After staring at the code some more I figured it out...  in Maps.MapPolygonLayer.BuildPaths(). DrawnStates is a list of the drawing state of each shape. Not only the shape's Selected state, but also its Visibility state and the symbolic category of the shape.

Dave

Developer
Sep 23, 2010 at 5:44 PM

Yep.  Also, watch out.  FeatureSets can exist in two modes.  In index mode, it uses the FastDrawnState array.  This is a simple array, and works since each index value should match up precisely with the index of the shape, so it's easier.  If you are not in index mode, however, it assumes that you are in an editing mode where you could potentially be moving around the order of the Features in the FeatureSet.Features list.  In this case it gets more complicated because it tracks the DrawnState by using the "IFeature" object itself.  So just be aware that if you update the code that works with indices, but then you create a new FeatureSet from scratch by adding new Features to the Features list, any potential optimizations you are considering will not be invoked because I think in that case it calls based on the Feature instead.  It still uses an updated vertex array for drawing, but lets say you color shape number 5 red.  In the Index mode, if you removed shape 4, the fifth shape in the list would still be the one being colored red.  If not in IndexMode, however, if you remove shape 4, it would simply use the lookup based on IFeature and skip the old DrawnState for shape 4 and continue to draw the old shape5 red, even though it is now fourth in the list of features.

Ted

 

Sep 24, 2010 at 4:10 AM

Before I start working on what I have in mind, can you tell me if code already exists to put those corner handles and mid-segment handles on shapes so that the user can grab them for stretch/shrink?

If not, is there a 'usual' way to do that? Can big fat points be put on a polygon layer? If not, what is the move? To make a multipoint layer that doesn't show in the legend and put the handles on that?

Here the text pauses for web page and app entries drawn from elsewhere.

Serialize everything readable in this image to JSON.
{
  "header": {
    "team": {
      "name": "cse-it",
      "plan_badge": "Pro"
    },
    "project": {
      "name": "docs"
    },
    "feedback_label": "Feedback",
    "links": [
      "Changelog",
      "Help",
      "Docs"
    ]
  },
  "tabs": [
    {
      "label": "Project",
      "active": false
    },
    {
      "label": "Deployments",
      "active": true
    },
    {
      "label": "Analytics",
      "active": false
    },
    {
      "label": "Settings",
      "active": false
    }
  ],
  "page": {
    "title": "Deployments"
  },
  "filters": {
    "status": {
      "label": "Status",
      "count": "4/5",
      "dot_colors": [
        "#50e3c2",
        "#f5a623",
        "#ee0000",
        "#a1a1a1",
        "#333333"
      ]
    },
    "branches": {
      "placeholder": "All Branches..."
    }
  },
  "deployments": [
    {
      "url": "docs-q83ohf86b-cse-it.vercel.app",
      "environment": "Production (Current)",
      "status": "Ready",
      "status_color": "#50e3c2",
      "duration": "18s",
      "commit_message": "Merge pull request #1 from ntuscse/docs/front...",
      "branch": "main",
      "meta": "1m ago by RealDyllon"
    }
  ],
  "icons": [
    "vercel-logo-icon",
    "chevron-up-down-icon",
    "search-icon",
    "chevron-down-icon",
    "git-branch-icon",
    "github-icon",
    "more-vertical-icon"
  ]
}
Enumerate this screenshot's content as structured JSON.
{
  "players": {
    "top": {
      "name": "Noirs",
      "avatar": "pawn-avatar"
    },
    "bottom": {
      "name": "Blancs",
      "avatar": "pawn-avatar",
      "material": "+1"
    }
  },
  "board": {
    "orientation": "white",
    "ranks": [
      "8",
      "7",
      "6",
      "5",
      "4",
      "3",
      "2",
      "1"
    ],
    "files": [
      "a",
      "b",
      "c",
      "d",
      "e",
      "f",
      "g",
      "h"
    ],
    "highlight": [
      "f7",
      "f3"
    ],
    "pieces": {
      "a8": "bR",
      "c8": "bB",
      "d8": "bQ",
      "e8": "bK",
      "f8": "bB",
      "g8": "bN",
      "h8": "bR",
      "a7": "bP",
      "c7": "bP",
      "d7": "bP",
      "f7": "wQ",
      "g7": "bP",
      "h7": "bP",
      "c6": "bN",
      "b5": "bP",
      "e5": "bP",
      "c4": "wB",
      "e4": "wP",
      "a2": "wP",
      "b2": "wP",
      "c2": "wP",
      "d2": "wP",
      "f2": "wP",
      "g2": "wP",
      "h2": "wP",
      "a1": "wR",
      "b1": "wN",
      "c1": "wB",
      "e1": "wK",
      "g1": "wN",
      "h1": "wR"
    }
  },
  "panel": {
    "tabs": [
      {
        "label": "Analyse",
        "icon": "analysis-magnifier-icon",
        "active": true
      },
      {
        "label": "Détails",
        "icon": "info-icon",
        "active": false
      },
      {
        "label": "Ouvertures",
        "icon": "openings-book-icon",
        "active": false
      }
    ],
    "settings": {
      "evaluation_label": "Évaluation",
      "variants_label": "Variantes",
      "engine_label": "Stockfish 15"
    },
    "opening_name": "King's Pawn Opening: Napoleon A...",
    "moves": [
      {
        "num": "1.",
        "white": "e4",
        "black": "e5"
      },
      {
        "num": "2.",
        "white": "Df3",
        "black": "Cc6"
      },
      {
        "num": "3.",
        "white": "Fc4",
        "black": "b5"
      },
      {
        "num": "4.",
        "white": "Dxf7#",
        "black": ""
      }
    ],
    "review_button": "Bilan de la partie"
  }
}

Thank you for your time,

Dave

Developer
Sep 24, 2010 at 4:43 PM

Have we walked you through creating your own MapFunction yet, or is that still a strange concept?

I will assume you are working in the context of a MapFunction that is designed for editing.  Inherit from MapFunction to get started.  You can use a point layer added to the MapFrame.DrawingLayer to show points that are cached as coordinates.  You could alternately simply draw the point locations yourself by overriding the OnDraw method in the MapFunction, and taking advantage of the Map.ProjToPixel method to figure out where to draw.  To make them responsive to mouse clicking, however, you would probably want to track a list of rectangles.  That way, you can easily do a hit-test with the current mouse coordinates during mouse-move, mouse-down and mouse-up events in your MapFunction.

The OnDraw method could also handle your shape stretching desires.  I would recommend drawing the glyphs that let you stretch the shape using the OnDraw method of the map function, but only after the user has "selected" the shape first.  Once you click on the shape, then the extent of that shape shows up.  So that's effectively two functions you are wrangling.  First a "click on the shape" function and then the second function is a "Stretch shape" function.  You could draw the cute, clickable stretch icons by using the OnDraw method and this time using the Map.ProjtoPixel with regards to the extent of the shape you are working with.  I would leave the original shape visible and have your stretched version be drawn as a transparent polygon on top of the original.  That way, they could get it back to it's original size pretty easily if they grab the wrong one.

Ted